That is what MacGregor achieved in his time there. He was, by any measure, a successful director. (Let's not read anything into the fact that visitor numbers have fallen since he stepped down.)U

Under him the museum restated its belief in what MacGregor describes as an idea of “connected humanity, or a shared inheritance.”

That’s pure hippy, Neil, I tell him. “Well, the Enlightenment and San Francisco in 1968 are very close. You are absolutely right. It’s Woodstock.

“Broadly the eighteenth-century view is that you want to put the whole world together. Or there’s the 19th-century nationalist view that you put the national narrative together.”

“Everyone’s got to make their own choice. I’ve no doubt where I come down on that, but each is a credible defensible position.”

The Parthenon debate, you might call this. Unlike Jeremy Corbyn, he has always said the sculptures should stay in London. But not exclusively. He sees the future of the museum as enabling other museums to tell their national stories.

“You can allow other countries to tell their story in the world story and that role of the British Museum as a world lending library seems to me the logical consequence of that hippy ideal of 1753.

Of course, he is no longer a British Museum employee. I’m interested in how a man like MacGregor takes a step back? He’s 72, lives alone. As he has already said, his retirement he hasn’t started yet? Does he know what it might look like when it does arrive?

“There are a lot of novels I want to read. I’m rather looking forward to doing that.”

Living with the Gods, by Neil MacGregor, is published by Allen Lane, priced £30.



NEIL MACGREGOR: And that’s why they can’t understand why all this matters to people. They think it’s odd or funny or perverse or willed. They don’t understand why this is existential for most people in the world. They genuinely can’t understand because they’ve completely forgotten that.

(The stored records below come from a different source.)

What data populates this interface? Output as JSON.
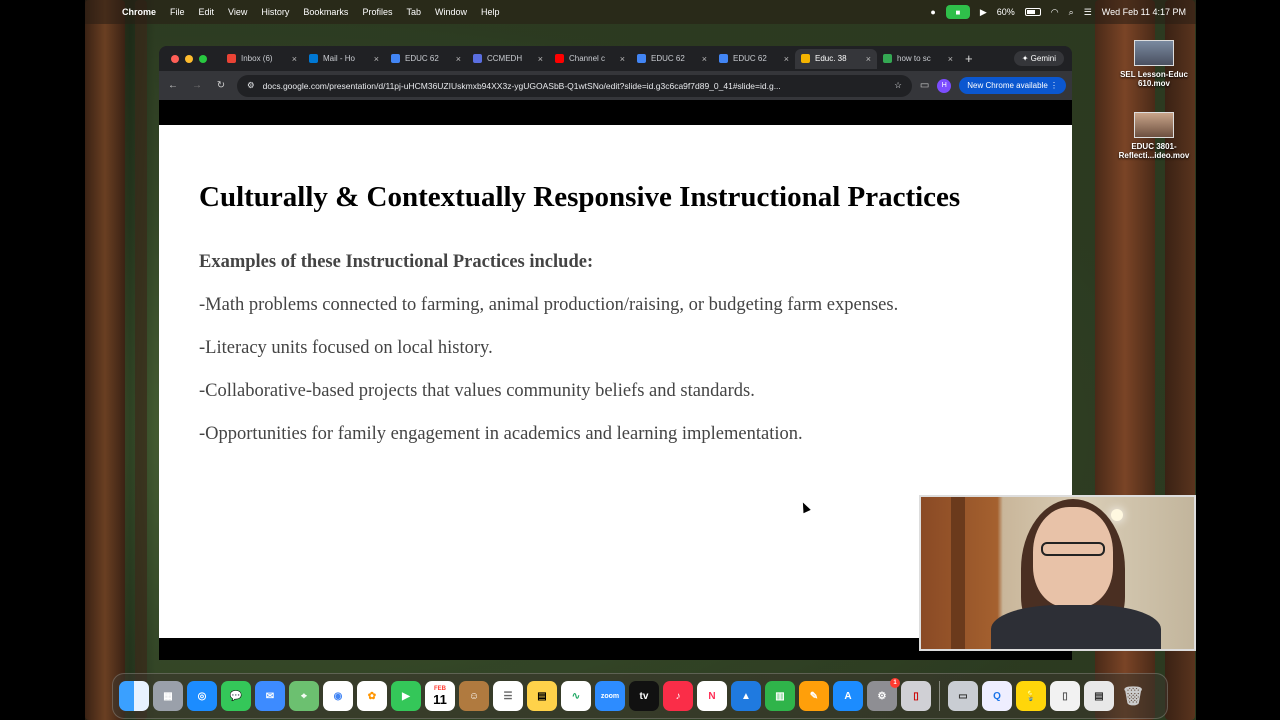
{
  "menubar": {
    "app_name": "Chrome",
    "menus": [
      "File",
      "Edit",
      "View",
      "History",
      "Bookmarks",
      "Profiles",
      "Tab",
      "Window",
      "Help"
    ],
    "battery": "60%",
    "datetime": "Wed Feb 11  4:17 PM"
  },
  "desktop_files": [
    {
      "label": "SEL Lesson-Educ 610.mov"
    },
    {
      "label": "EDUC 3801-Reflecti...ideo.mov"
    }
  ],
  "browser": {
    "tabs": [
      {
        "label": "Inbox (6)",
        "color": "#ea4335"
      },
      {
        "label": "Mail - Ho",
        "color": "#0078d4"
      },
      {
        "label": "EDUC 62",
        "color": "#4285f4"
      },
      {
        "label": "CCMEDH",
        "color": "#5a6ee0"
      },
      {
        "label": "Channel c",
        "color": "#ff0000"
      },
      {
        "label": "EDUC 62",
        "color": "#4285f4"
      },
      {
        "label": "EDUC 62",
        "color": "#4285f4"
      },
      {
        "label": "Educ. 38",
        "color": "#f4b400",
        "active": true
      },
      {
        "label": "how to sc",
        "color": "#34a853"
      }
    ],
    "gemini_label": "Gemini",
    "url": "docs.google.com/presentation/d/11pj-uHCM36UZIUskmxb94XX3z-ygUGOASbB-Q1wtSNo/edit?slide=id.g3c6ca9f7d89_0_41#slide=id.g...",
    "profile_initial": "H",
    "update_label": "New Chrome available"
  },
  "slide": {
    "title": "Culturally & Contextually Responsive Instructional Practices",
    "subtitle": "Examples of these Instructional Practices include:",
    "lines": [
      "-Math problems connected to farming, animal production/raising, or budgeting farm expenses.",
      "-Literacy units focused on local history.",
      "-Collaborative-based projects that values community beliefs and standards.",
      "-Opportunities for family engagement in academics and learning implementation."
    ]
  },
  "dock": {
    "calendar_month": "FEB",
    "calendar_day": "11",
    "settings_badge": "1",
    "zoom_label": "zoom",
    "tv_label": "tv"
  }
}
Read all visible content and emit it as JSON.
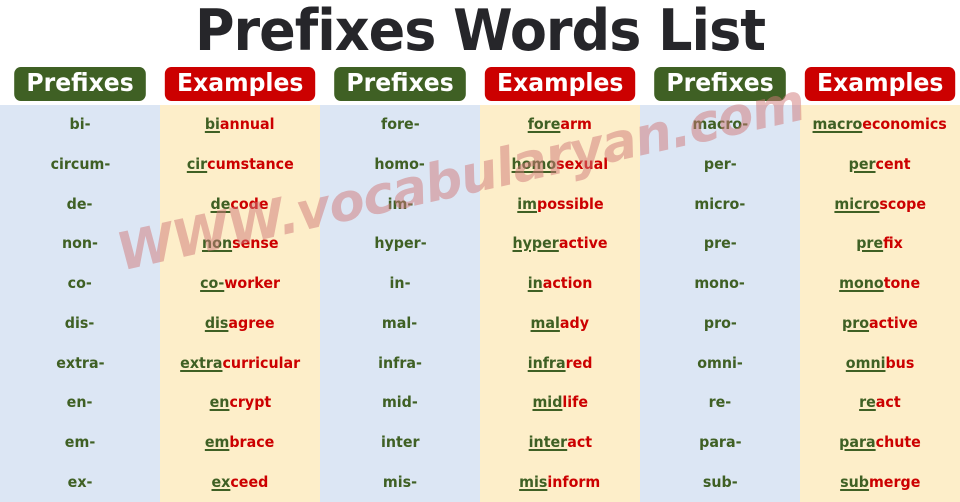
{
  "page": {
    "title": "Prefixes Words List",
    "watermark": "WWW.vocabularyan.com",
    "colors": {
      "title": "#26262a",
      "header_green": "#3f6024",
      "header_red": "#cc0000",
      "column_blue": "#dce6f4",
      "column_cream": "#fdeec9",
      "prefix_text": "#3f6024",
      "example_rest": "#cc0000",
      "watermark": "#d07878"
    }
  },
  "headers": [
    {
      "label": "Prefixes",
      "style": "green"
    },
    {
      "label": "Examples",
      "style": "red"
    },
    {
      "label": "Prefixes",
      "style": "green"
    },
    {
      "label": "Examples",
      "style": "red"
    },
    {
      "label": "Prefixes",
      "style": "green"
    },
    {
      "label": "Examples",
      "style": "red"
    }
  ],
  "groups": [
    {
      "prefixes": [
        "bi-",
        "circum-",
        "de-",
        "non-",
        "co-",
        "dis-",
        "extra-",
        "en-",
        "em-",
        "ex-"
      ],
      "examples": [
        {
          "prefix": "bi",
          "rest": "annual"
        },
        {
          "prefix": "cir",
          "rest": "cumstance"
        },
        {
          "prefix": "de",
          "rest": "code"
        },
        {
          "prefix": "non",
          "rest": "sense"
        },
        {
          "prefix": "co-",
          "rest": "worker"
        },
        {
          "prefix": "dis",
          "rest": "agree"
        },
        {
          "prefix": "extra",
          "rest": "curricular"
        },
        {
          "prefix": "en",
          "rest": "crypt"
        },
        {
          "prefix": "em",
          "rest": "brace"
        },
        {
          "prefix": "ex",
          "rest": "ceed"
        }
      ]
    },
    {
      "prefixes": [
        "fore-",
        "homo-",
        "im-",
        "hyper-",
        "in-",
        "mal-",
        "infra-",
        "mid-",
        "inter",
        "mis-"
      ],
      "examples": [
        {
          "prefix": "fore",
          "rest": "arm"
        },
        {
          "prefix": "homo",
          "rest": "sexual"
        },
        {
          "prefix": "im",
          "rest": "possible"
        },
        {
          "prefix": "hyper",
          "rest": "active"
        },
        {
          "prefix": "in",
          "rest": "action"
        },
        {
          "prefix": "mal",
          "rest": "ady"
        },
        {
          "prefix": "infra",
          "rest": "red"
        },
        {
          "prefix": "mid",
          "rest": "life"
        },
        {
          "prefix": "inter",
          "rest": "act"
        },
        {
          "prefix": "mis",
          "rest": "inform"
        }
      ]
    },
    {
      "prefixes": [
        "macro-",
        "per-",
        "micro-",
        "pre-",
        "mono-",
        "pro-",
        "omni-",
        "re-",
        "para-",
        "sub-"
      ],
      "examples": [
        {
          "prefix": "macro",
          "rest": "economics"
        },
        {
          "prefix": "per",
          "rest": "cent"
        },
        {
          "prefix": "micro",
          "rest": "scope"
        },
        {
          "prefix": "pre",
          "rest": "fix"
        },
        {
          "prefix": "mono",
          "rest": "tone"
        },
        {
          "prefix": "pro",
          "rest": "active"
        },
        {
          "prefix": "omni",
          "rest": "bus"
        },
        {
          "prefix": "re",
          "rest": "act"
        },
        {
          "prefix": "para",
          "rest": "chute"
        },
        {
          "prefix": "sub",
          "rest": "merge"
        }
      ]
    }
  ]
}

Except that … the real question with historical memory is, is it a benefit or not? What you’ve just said is the positive. You could argue that’s why the debate around Islam in Britain and particularly in England is so uncomprehending and there’s a real difficulty in seeing these are people just like us.

I’ve been very marked by my experience in Berlin. The way the Germans insist on remembering. But the point of remembering is so we now behave differently. It’s remembering to a very particular purpose.

We do a lot of commemorating here. More and more. I’m not quite sure what the purpose of it is because it’s not about behaving differently now; behaving in such a way that our soldiers will not need to go and kill people or go and be killed. The German commemoration has a very clear purpose in a changed behaviour.

There’s a very strange disjunction I think, in England particularly but maybe Britain as a whole, between the growing commemoration of the dead of the two wars; the return of November 11 in a way that wasn’t there when I was a child. And, at the same time, the almost complete amnesia about empire.

This is difficult when it comes to reviving links with the colonies because we have forgotten that history. And there’s a failure to realise that they haven’t. They certainly haven’t. I think the English amnesia, which is a very highly developed characteristic, isn’t just about the wars of religion. It’s also about the colonial wars. And the failure to understand that the other side has a very clear memory of those is problematic.